Exercise goal: The answer should consist of every line in the material below that has the word "shipping".
Segment Start: Supplied entries
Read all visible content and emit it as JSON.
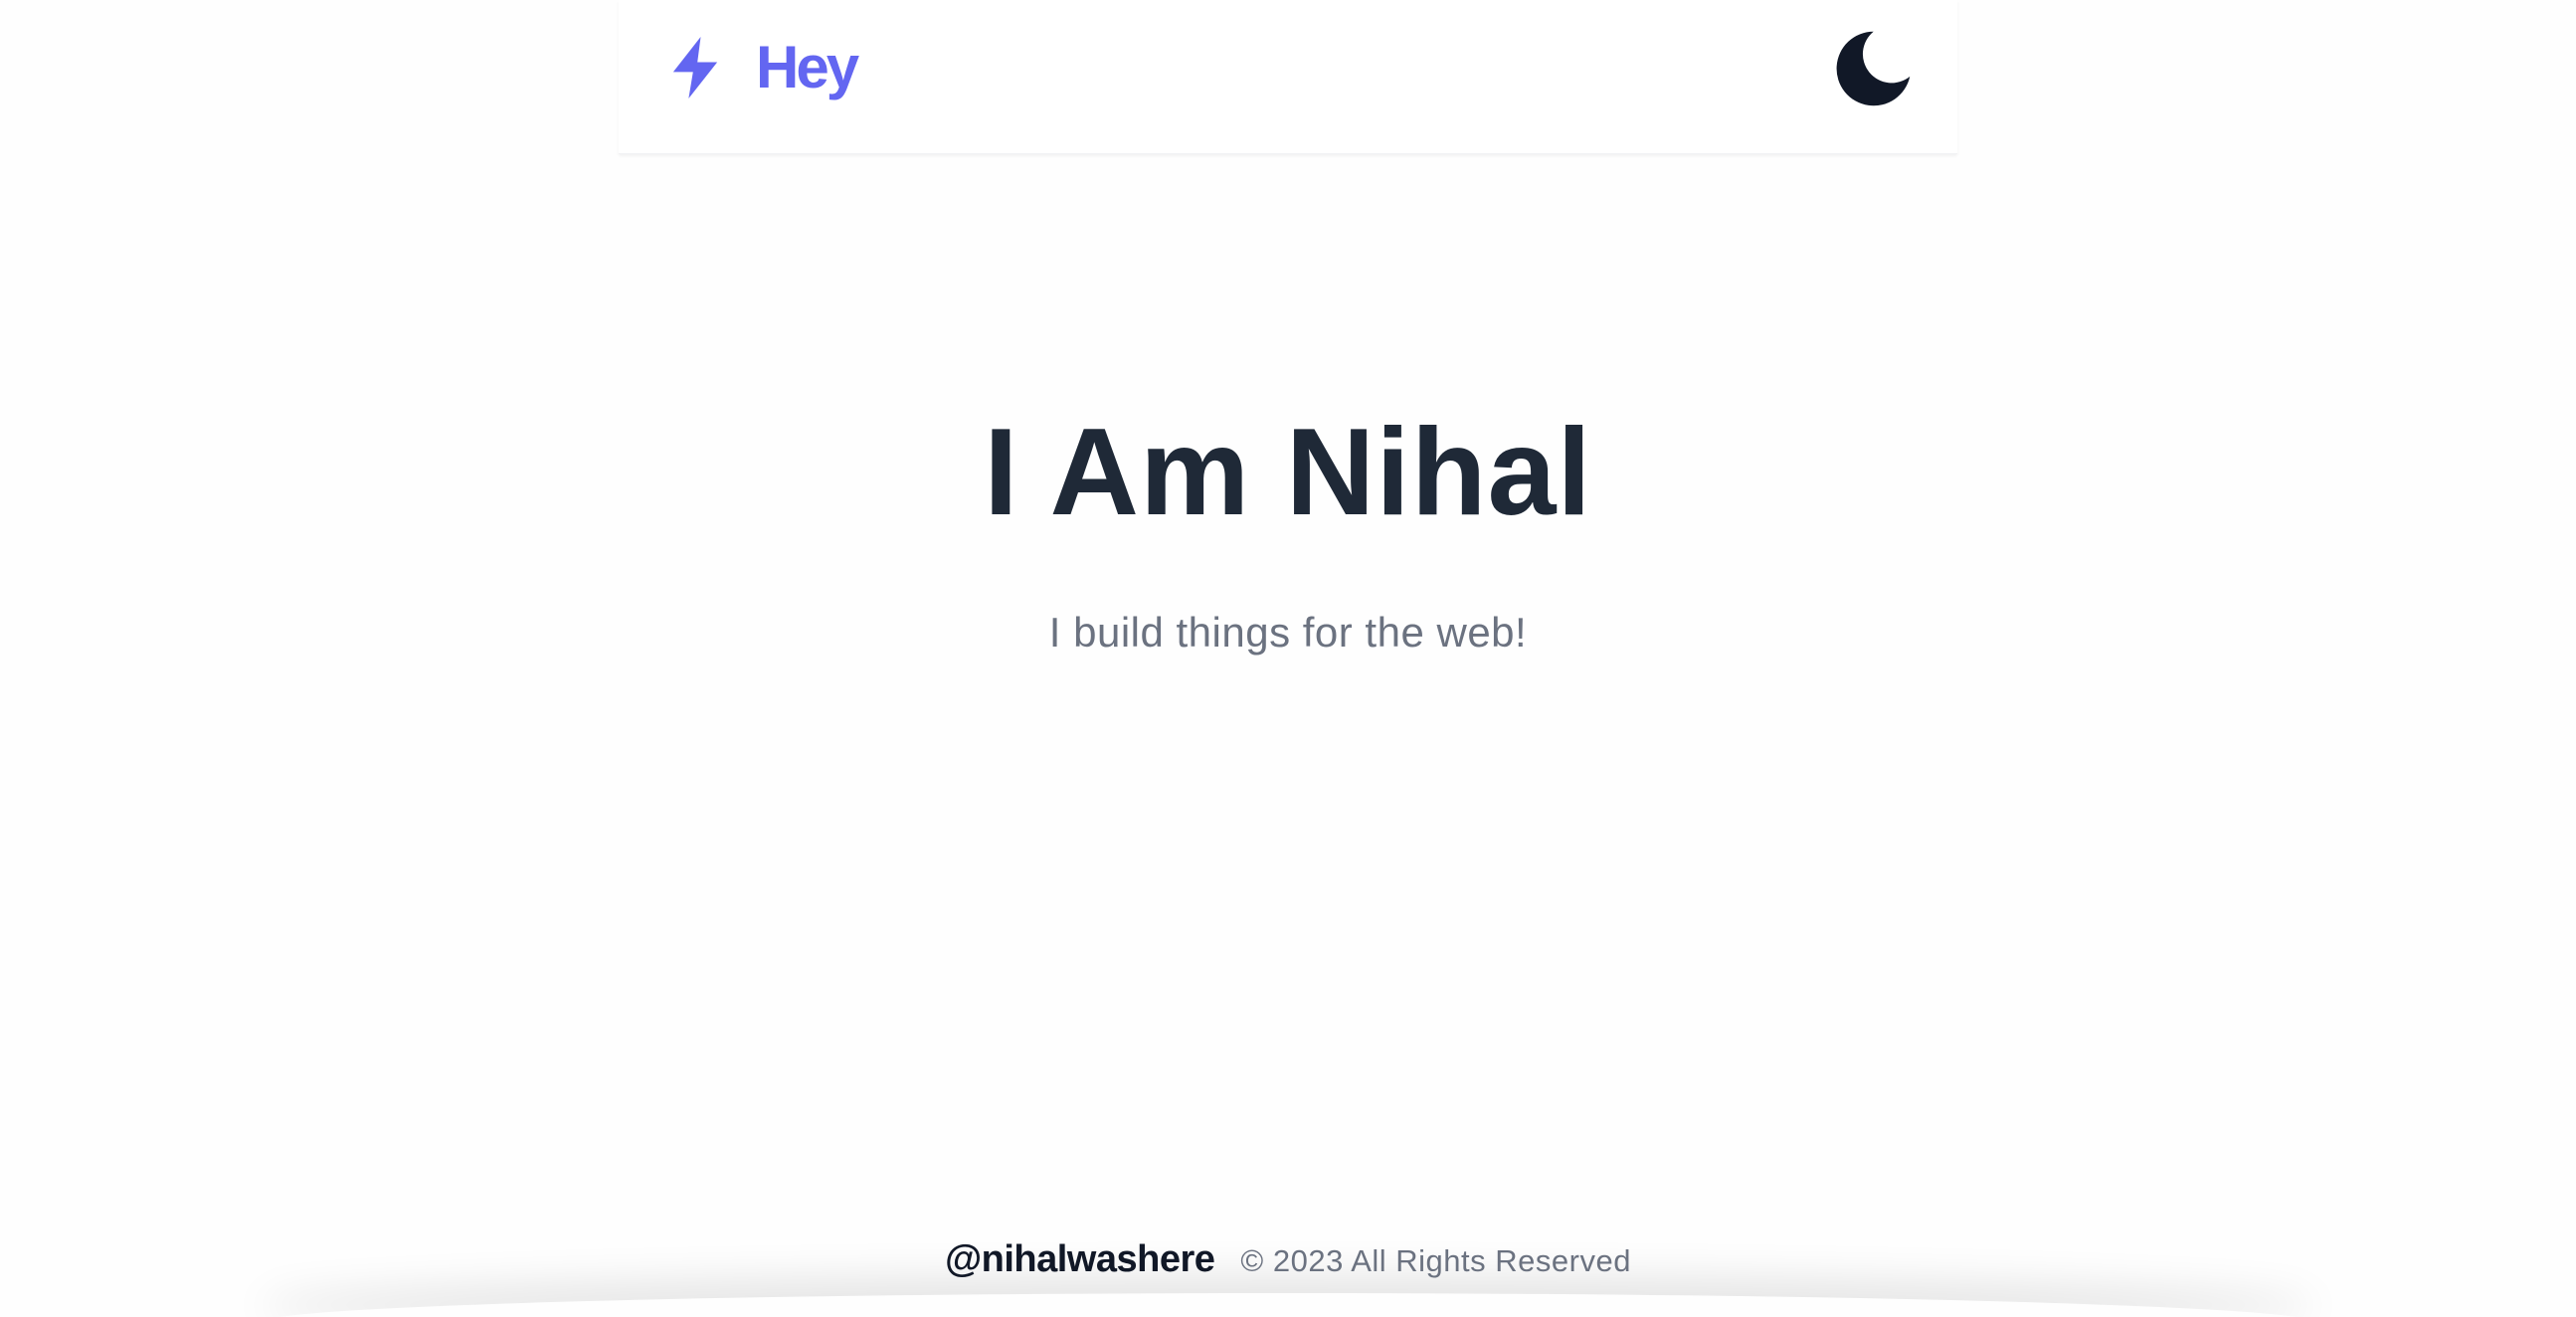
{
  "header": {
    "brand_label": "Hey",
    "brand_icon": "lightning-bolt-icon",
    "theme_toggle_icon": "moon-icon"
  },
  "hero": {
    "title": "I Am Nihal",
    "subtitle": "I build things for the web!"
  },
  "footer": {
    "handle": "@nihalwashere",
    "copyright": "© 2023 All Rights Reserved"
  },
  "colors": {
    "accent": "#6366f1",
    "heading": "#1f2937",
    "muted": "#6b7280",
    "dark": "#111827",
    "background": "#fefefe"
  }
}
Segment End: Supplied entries
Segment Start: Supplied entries
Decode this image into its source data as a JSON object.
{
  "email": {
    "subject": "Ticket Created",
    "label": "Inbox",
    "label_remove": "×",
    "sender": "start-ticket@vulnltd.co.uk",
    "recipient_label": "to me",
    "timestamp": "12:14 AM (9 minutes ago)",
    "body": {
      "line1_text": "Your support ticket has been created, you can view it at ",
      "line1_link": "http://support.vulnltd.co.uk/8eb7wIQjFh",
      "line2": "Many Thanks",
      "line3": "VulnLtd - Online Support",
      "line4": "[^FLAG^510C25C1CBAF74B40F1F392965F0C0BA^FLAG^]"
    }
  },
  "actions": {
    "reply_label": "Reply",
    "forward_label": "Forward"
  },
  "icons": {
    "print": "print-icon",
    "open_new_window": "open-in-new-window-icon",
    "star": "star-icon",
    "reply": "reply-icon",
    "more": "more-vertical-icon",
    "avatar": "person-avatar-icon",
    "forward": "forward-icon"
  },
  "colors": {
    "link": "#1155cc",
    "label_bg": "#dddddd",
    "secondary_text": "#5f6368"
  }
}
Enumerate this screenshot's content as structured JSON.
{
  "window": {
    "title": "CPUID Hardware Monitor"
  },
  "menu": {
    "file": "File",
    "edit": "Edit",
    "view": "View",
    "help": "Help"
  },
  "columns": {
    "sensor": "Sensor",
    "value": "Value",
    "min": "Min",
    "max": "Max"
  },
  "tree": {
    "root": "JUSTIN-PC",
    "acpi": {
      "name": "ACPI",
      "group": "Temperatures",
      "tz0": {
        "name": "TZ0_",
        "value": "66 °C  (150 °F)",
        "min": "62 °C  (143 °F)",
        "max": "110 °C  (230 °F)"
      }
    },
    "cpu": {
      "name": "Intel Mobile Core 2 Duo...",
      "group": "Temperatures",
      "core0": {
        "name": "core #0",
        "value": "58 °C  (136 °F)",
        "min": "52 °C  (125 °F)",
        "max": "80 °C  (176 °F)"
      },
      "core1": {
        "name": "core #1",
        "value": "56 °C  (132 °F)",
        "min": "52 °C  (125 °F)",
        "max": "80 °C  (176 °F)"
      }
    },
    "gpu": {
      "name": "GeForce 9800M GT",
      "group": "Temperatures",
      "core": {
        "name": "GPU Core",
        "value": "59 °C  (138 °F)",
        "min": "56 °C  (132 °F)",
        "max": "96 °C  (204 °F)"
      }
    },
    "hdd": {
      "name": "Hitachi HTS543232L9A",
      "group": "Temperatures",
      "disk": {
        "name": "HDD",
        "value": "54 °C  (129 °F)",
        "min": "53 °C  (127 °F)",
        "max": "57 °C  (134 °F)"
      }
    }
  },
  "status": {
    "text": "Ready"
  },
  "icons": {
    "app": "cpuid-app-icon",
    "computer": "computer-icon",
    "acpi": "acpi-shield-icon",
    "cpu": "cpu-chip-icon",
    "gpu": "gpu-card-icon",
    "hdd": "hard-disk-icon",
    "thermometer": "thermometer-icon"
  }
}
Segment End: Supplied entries
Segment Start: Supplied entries
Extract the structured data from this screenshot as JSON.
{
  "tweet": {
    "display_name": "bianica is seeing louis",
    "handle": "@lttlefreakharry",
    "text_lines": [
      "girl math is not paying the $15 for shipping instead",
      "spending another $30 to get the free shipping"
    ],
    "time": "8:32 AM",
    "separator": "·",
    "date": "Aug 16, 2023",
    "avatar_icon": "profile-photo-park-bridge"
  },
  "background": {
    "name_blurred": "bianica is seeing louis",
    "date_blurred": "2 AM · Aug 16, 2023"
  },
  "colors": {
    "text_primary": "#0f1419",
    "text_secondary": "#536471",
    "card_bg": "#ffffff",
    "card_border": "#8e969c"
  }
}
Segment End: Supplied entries
Problem solution:
      "girl math is not paying the $15 for shipping instead",
      "spending another $30 to get the free shipping"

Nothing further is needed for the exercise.